Given entries:
# # # # # # #

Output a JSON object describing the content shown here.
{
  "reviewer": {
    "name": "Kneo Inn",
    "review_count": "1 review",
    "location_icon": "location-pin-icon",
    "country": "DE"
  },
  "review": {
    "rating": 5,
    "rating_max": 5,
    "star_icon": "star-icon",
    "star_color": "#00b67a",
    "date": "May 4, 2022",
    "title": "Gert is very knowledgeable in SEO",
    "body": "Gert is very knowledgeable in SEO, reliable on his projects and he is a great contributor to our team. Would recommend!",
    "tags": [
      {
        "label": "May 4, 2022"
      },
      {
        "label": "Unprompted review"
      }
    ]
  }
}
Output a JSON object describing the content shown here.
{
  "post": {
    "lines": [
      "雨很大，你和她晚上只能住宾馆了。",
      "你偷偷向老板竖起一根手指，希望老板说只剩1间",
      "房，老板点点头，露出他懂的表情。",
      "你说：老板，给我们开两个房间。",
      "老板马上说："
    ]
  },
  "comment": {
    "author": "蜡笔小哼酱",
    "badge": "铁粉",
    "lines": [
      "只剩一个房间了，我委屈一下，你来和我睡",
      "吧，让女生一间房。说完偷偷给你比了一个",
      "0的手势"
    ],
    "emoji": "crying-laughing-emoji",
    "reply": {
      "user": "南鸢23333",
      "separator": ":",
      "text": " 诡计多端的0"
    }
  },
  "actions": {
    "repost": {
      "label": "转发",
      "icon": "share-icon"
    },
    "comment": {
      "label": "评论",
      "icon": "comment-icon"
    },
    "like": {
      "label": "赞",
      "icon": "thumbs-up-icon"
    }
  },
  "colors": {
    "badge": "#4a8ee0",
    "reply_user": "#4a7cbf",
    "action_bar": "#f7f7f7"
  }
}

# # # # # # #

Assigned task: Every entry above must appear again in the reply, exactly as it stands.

Output:
Output a JSON object describing the content shown here.
{
  "reviewer": {
    "name": "Kneo Inn",
    "review_count": "1 review",
    "location_icon": "location-pin-icon",
    "country": "DE"
  },
  "review": {
    "rating": 5,
    "rating_max": 5,
    "star_icon": "star-icon",
    "star_color": "#00b67a",
    "date": "May 4, 2022",
    "title": "Gert is very knowledgeable in SEO",
    "body": "Gert is very knowledgeable in SEO, reliable on his projects and he is a great contributor to our team. Would recommend!",
    "tags": [
      {
        "label": "May 4, 2022"
      },
      {
        "label": "Unprompted review"
      }
    ]
  }
}
Output a JSON object describing the content shown here.
{
  "post": {
    "lines": [
      "雨很大，你和她晚上只能住宾馆了。",
      "你偷偷向老板竖起一根手指，希望老板说只剩1间",
      "房，老板点点头，露出他懂的表情。",
      "你说：老板，给我们开两个房间。",
      "老板马上说："
    ]
  },
  "comment": {
    "author": "蜡笔小哼酱",
    "badge": "铁粉",
    "lines": [
      "只剩一个房间了，我委屈一下，你来和我睡",
      "吧，让女生一间房。说完偷偷给你比了一个",
      "0的手势"
    ],
    "emoji": "crying-laughing-emoji",
    "reply": {
      "user": "南鸢23333",
      "separator": ":",
      "text": " 诡计多端的0"
    }
  },
  "actions": {
    "repost": {
      "label": "转发",
      "icon": "share-icon"
    },
    "comment": {
      "label": "评论",
      "icon": "comment-icon"
    },
    "like": {
      "label": "赞",
      "icon": "thumbs-up-icon"
    }
  },
  "colors": {
    "badge": "#4a8ee0",
    "reply_user": "#4a7cbf",
    "action_bar": "#f7f7f7"
  }
}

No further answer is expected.